  35. 35. Forecasting of Climate Change by Cosmic RayRays  CR intensity predicted on the basis of monthly Sunspot numbers from model of Convection- Diffusion & Drift mechanism.  The correlation coefficient is 0.97.
  36. 36. Earth’s Climate and movement of solar system  Paleoenvironmental records suggests that in the last 520 M years Earth has gone through four alternating warming and cooling periods with temperature change more than 50 c  During this periods the Solar system crossed galaxy arms four times  In this time inflow of comets from Oort’s cloud occurs, which results in an increase in concentration of interplanetary dusts in Zodiac cloud and cools earth’s climate Fuhrer, Wolff, Johnsen, 1999
  37. 37. Earth’s Climate and Comet  Comet in past have struck the Earth with huge force to make major changes in the Earth’s climate (the famous Dinosaurs killing mass extinction at the end of the cretaceous)  The study published in ‘New Scientists’ journal’ tells us a step forward that the comet struck the earth near India & is the main cause for extinction of Dinosaur
  38. 38. IPCC WG1 AR4 Observed Changes and Future Prediction  Natural factors leading to a cooler climate  Anthropogenic factors are more dominant

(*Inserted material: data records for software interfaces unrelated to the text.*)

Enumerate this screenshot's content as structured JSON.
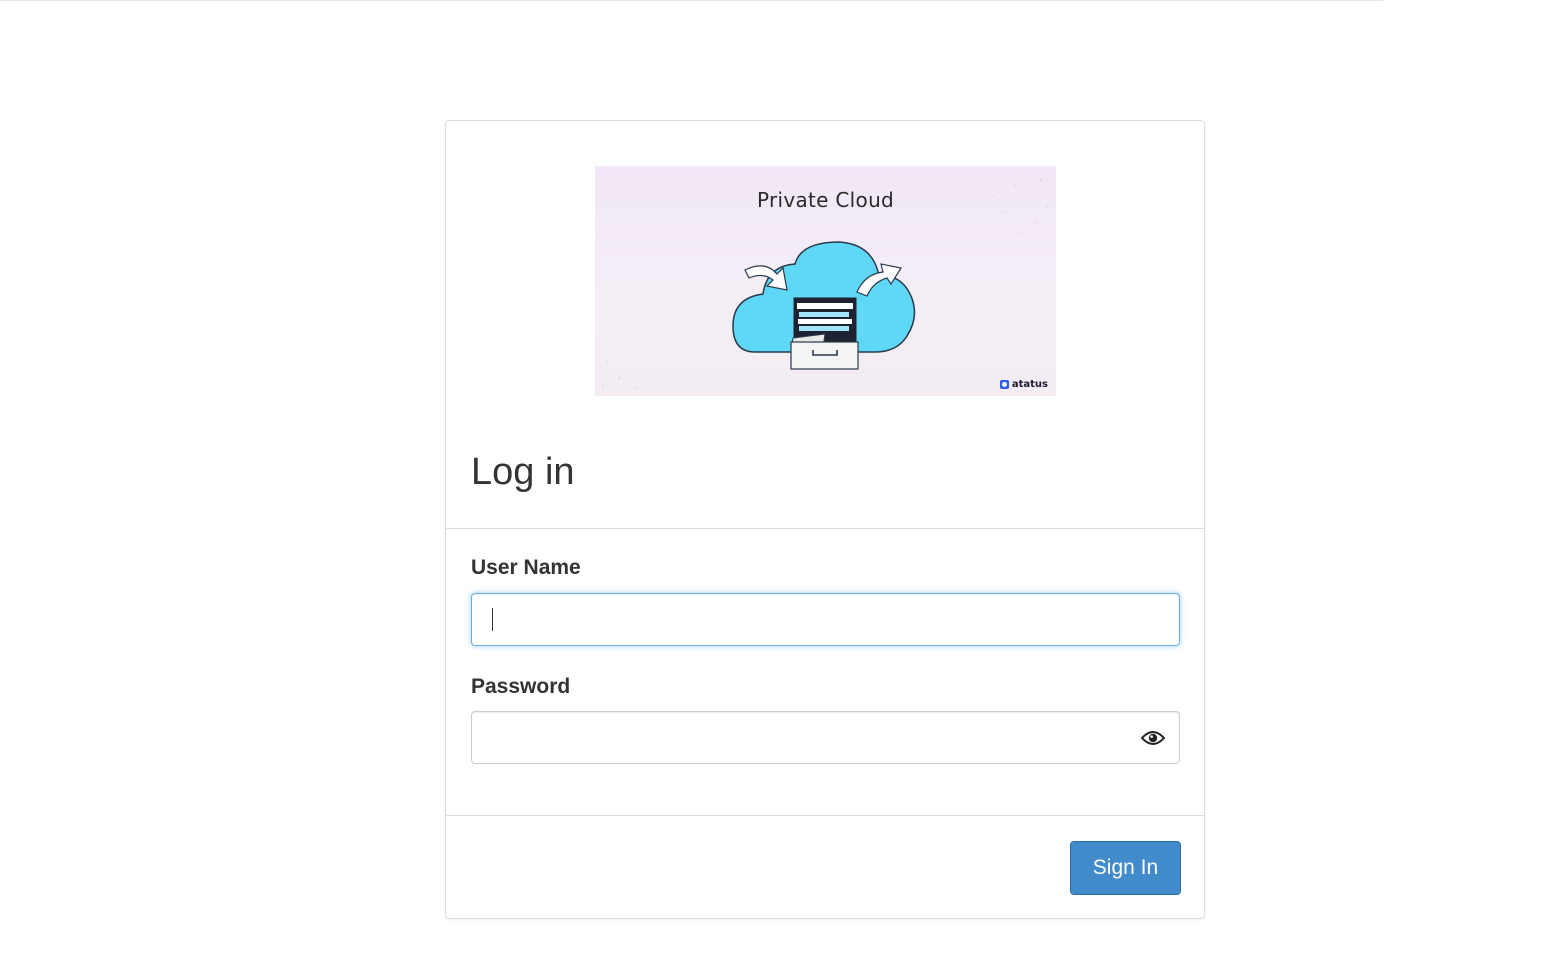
{
  "banner": {
    "title": "Private Cloud",
    "brand": "atatus"
  },
  "login": {
    "heading": "Log in",
    "username_label": "User Name",
    "username_value": "",
    "password_label": "Password",
    "password_value": "",
    "submit_label": "Sign In"
  },
  "icons": {
    "password_toggle": "eye-icon",
    "banner_art": "cloud-file-cabinet-icon"
  },
  "colors": {
    "primary_button": "#428bca",
    "focus_border": "#66afe9",
    "cloud": "#5fd7f7"
  }
}
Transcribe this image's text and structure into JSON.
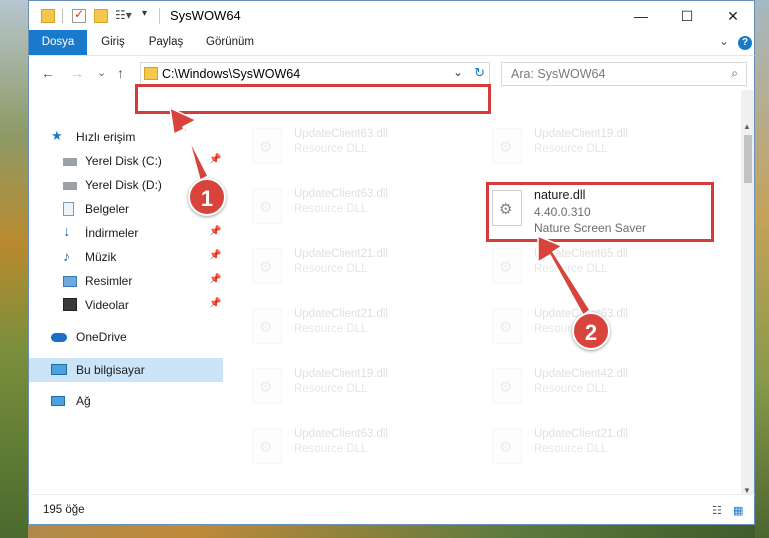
{
  "window": {
    "title": "SysWOW64",
    "minimize": "—",
    "maximize": "☐",
    "close": "✕"
  },
  "ribbon": {
    "tabs": [
      "Dosya",
      "Giriş",
      "Paylaş",
      "Görünüm"
    ],
    "expand": "⌄",
    "help": "?"
  },
  "address": {
    "back": "←",
    "forward": "→",
    "recent": "⌄",
    "up": "↑",
    "path": "C:\\Windows\\SysWOW64",
    "dropdown": "⌄",
    "refresh": "↻",
    "search_placeholder": "Ara: SysWOW64",
    "search_icon": "⌕"
  },
  "nav": {
    "items": [
      {
        "label": "Hızlı erişim",
        "icon": "star-icon",
        "pinned": false
      },
      {
        "label": "Yerel Disk (C:)",
        "icon": "drive-icon",
        "pinned": true
      },
      {
        "label": "Yerel Disk (D:)",
        "icon": "drive-icon",
        "pinned": false
      },
      {
        "label": "Belgeler",
        "icon": "document-icon",
        "pinned": true
      },
      {
        "label": "İndirmeler",
        "icon": "download-icon",
        "pinned": true
      },
      {
        "label": "Müzik",
        "icon": "music-icon",
        "pinned": true
      },
      {
        "label": "Resimler",
        "icon": "picture-icon",
        "pinned": true
      },
      {
        "label": "Videolar",
        "icon": "video-icon",
        "pinned": true
      },
      {
        "label": "OneDrive",
        "icon": "cloud-icon",
        "pinned": false
      },
      {
        "label": "Bu bilgisayar",
        "icon": "computer-icon",
        "pinned": false
      },
      {
        "label": "Ağ",
        "icon": "network-icon",
        "pinned": false
      }
    ],
    "pin_glyph": "📌"
  },
  "files": {
    "left_column": [
      {
        "name": "UpdateClient63.dll",
        "desc": "Resource DLL"
      },
      {
        "name": "UpdateClient63.dll",
        "desc": "Resource DLL"
      },
      {
        "name": "UpdateClient21.dll",
        "desc": "Resource DLL"
      },
      {
        "name": "UpdateClient21.dll",
        "desc": "Resource DLL"
      },
      {
        "name": "UpdateClient19.dll",
        "desc": "Resource DLL"
      },
      {
        "name": "UpdateClient63.dll",
        "desc": "Resource DLL"
      }
    ],
    "right_column": [
      {
        "name": "UpdateClient19.dll",
        "desc": "Resource DLL"
      },
      {
        "name": "UpdateClient65.dll",
        "desc": "Resource DLL"
      },
      {
        "name": "UpdateClient63.dll",
        "desc": "Resource DLL"
      },
      {
        "name": "UpdateClient42.dll",
        "desc": "Resource DLL"
      },
      {
        "name": "UpdateClient21.dll",
        "desc": "Resource DLL"
      }
    ],
    "featured": {
      "name": "nature.dll",
      "version": "4.40.0.310",
      "desc": "Nature Screen Saver"
    }
  },
  "status": {
    "count": "195 öğe"
  },
  "annotations": {
    "badge1": "1",
    "badge2": "2",
    "color": "#d63b3b"
  }
}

  39. 39. Conclusions:  The changes in the past climate is mostly correlated with the change of Earth-Sun geometry i. e. Milankovitch Cycles  The changes due to Volcanoes & solar activity is the causes of increasing of the abruptness of the change.  Though with the advancement of science many methods are developed (proxy data) to know about the past, but the accuracy is questionable  As the climate change is the net effect of complex interaction of all the factors ,more research is needed to gather the knowledge about interactions to make our predictability more accurate
  40. 40. What is our future? Thank You